Dick Van Dyke called making it like duck soup. Karen Dotrice (Jane Banks) called it "so bloody cool."
The rest of us? Happy to go along for the ride. As spectators, we may only be able to experience Mary Poppins from this side of the screen. But, it's fair to say that we're having every bit as grand a time.
The 1964 movie about the magical nanny who literally floats into the Banks household and livens things up, ranks as practically perfect on almost any family movie list. It's the cornerstone of make-believe. We spend our childhoods trying to create imaginary worlds from cardboard boxes and blankets, and Walt Disney came along and made it all come to life. As charges of the quixotic governess Poppins, Jane and Michael got to jump into pictures, have tea parties on the ceiling, climb a stairway made of smoke. Lucky kids! And parents? Mary's a pleasant little reminder that while we may always have to be adults, we don't always need to act like grownups.
Stunning sets and special effects galore made the movie more than just a hit -- it was groundbreaking. Even the actors knew how lucky they were. "For a kid to be suspended up in the air?" Dotrice once said about her famous tea party scene. "That was fantastic!"
Maybe that -- the actors' shared thrill -- was part of the infectiousness. Or the turn-of-the-century gas-lit London that looked like it was plucked from our imaginations. Or maybe it's that delightful Sherman Brothers songbook ("Spoonful of Sugar," "Chim Chim Cher-ee," "Supercalifragilistic"). Or maybe it's just the perfect storm of story, costumes, actors, and special effects that together translate into that oft-used term, "movie magic."
Whatever it is, it works. Near the end of the movie, Bert looks into the Banks' fireplace and observes wistfully that the chimney is "A doorway to a place of enchantment."
Ditto for the movie.
Kids Will Like:
Everything! Even 40 years later and competing with today's high-tech wizardry, Mary Poppins will have kids' eyes popping at every turn, whether it's Mary's magical carpetbag, the adventure in the animated chalk drawing or the tea party on the ceiling. Plus, it's every kid's wish to do what the Banks children do: slide down the banister, clean up their rooms in a snap, and even venture up the chimney. It's the kind of movie you'll wish you could see for the first time ... again.
Parents Will Like
Mary Poppins is that rare movie that entertains the whole family without a single objectionable aspect (though, Dick Van Dyke's attempts at a Cockney accent will at least make you smile). My personal favorite is the song, "Perfect Nanny."

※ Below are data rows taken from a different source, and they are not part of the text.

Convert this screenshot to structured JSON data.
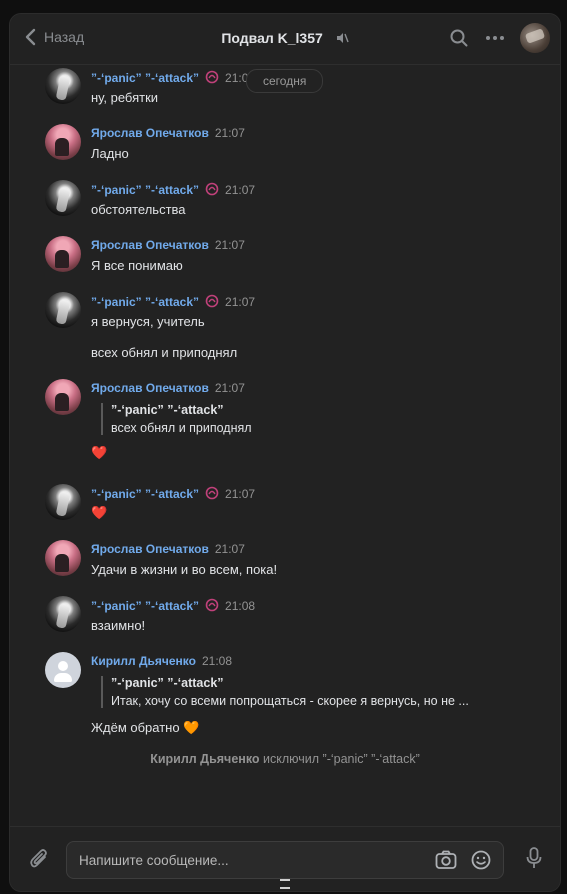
{
  "header": {
    "back_label": "Назад",
    "title": "Подвал K_l357"
  },
  "date_pill": "сегодня",
  "messages": [
    {
      "author": "”-‘panic” ”-‘attack”",
      "time": "21:07",
      "text": "ну, ребятки"
    },
    {
      "author": "Ярослав Опечатков",
      "time": "21:07",
      "text": "Ладно"
    },
    {
      "author": "”-‘panic” ”-‘attack”",
      "time": "21:07",
      "text": "обстоятельства"
    },
    {
      "author": "Ярослав Опечатков",
      "time": "21:07",
      "text": "Я все понимаю"
    },
    {
      "author": "”-‘panic” ”-‘attack”",
      "time": "21:07",
      "text": "я вернуся, учитель",
      "text2": "всех обнял и приподнял"
    },
    {
      "author": "Ярослав Опечатков",
      "time": "21:07",
      "quote_author": "”-‘panic” ”-‘attack”",
      "quote_text": "всех обнял и приподнял",
      "text": "❤️"
    },
    {
      "author": "”-‘panic” ”-‘attack”",
      "time": "21:07",
      "text": "❤️"
    },
    {
      "author": "Ярослав Опечатков",
      "time": "21:07",
      "text": "Удачи в жизни и во всем, пока!"
    },
    {
      "author": "”-‘panic” ”-‘attack”",
      "time": "21:08",
      "text": "взаимно!"
    },
    {
      "author": "Кирилл Дьяченко",
      "time": "21:08",
      "quote_author": "”-‘panic” ”-‘attack”",
      "quote_text": "Итак, хочу со всеми попрощаться - скорее я вернусь, но не ...",
      "text": "Ждём обратно",
      "text_emoji": "🧡"
    }
  ],
  "service_message": {
    "actor": "Кирилл Дьяченко",
    "action": "исключил",
    "target": "”-‘panic” ”-‘attack”"
  },
  "composer": {
    "placeholder": "Напишите сообщение..."
  },
  "colors": {
    "accent_name": "#71aaeb",
    "background": "#222222",
    "heart": "#ff6f2c"
  },
  "icons": [
    "back-chevron-icon",
    "mute-icon",
    "search-icon",
    "more-icon",
    "flame-badge-icon",
    "attach-icon",
    "camera-icon",
    "emoji-icon",
    "mic-icon"
  ]
}
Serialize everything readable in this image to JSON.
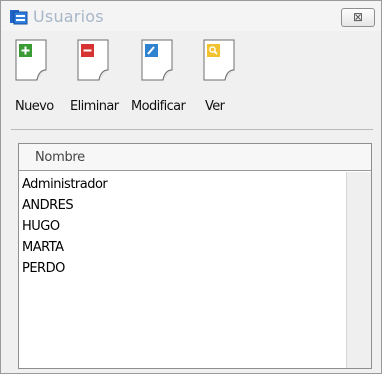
{
  "window": {
    "title": "Usuarios",
    "close_label": "⊠"
  },
  "toolbar": {
    "buttons": [
      {
        "label": "Nuevo",
        "icon": "add-document-icon",
        "color": "#3a9a33"
      },
      {
        "label": "Eliminar",
        "icon": "delete-document-icon",
        "color": "#d83333"
      },
      {
        "label": "Modificar",
        "icon": "edit-document-icon",
        "color": "#2f82d0"
      },
      {
        "label": "Ver",
        "icon": "view-document-icon",
        "color": "#f2c230"
      }
    ]
  },
  "list": {
    "column_header": "Nombre",
    "items": [
      "Administrador",
      "ANDRES",
      "HUGO",
      "MARTA",
      "PERDO"
    ]
  }
}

Not a blessed thing. Two-hours-plus goes by in a snap.
Definitely! Widely considered one of the best movies ever, it's one you'll want to watch over and over.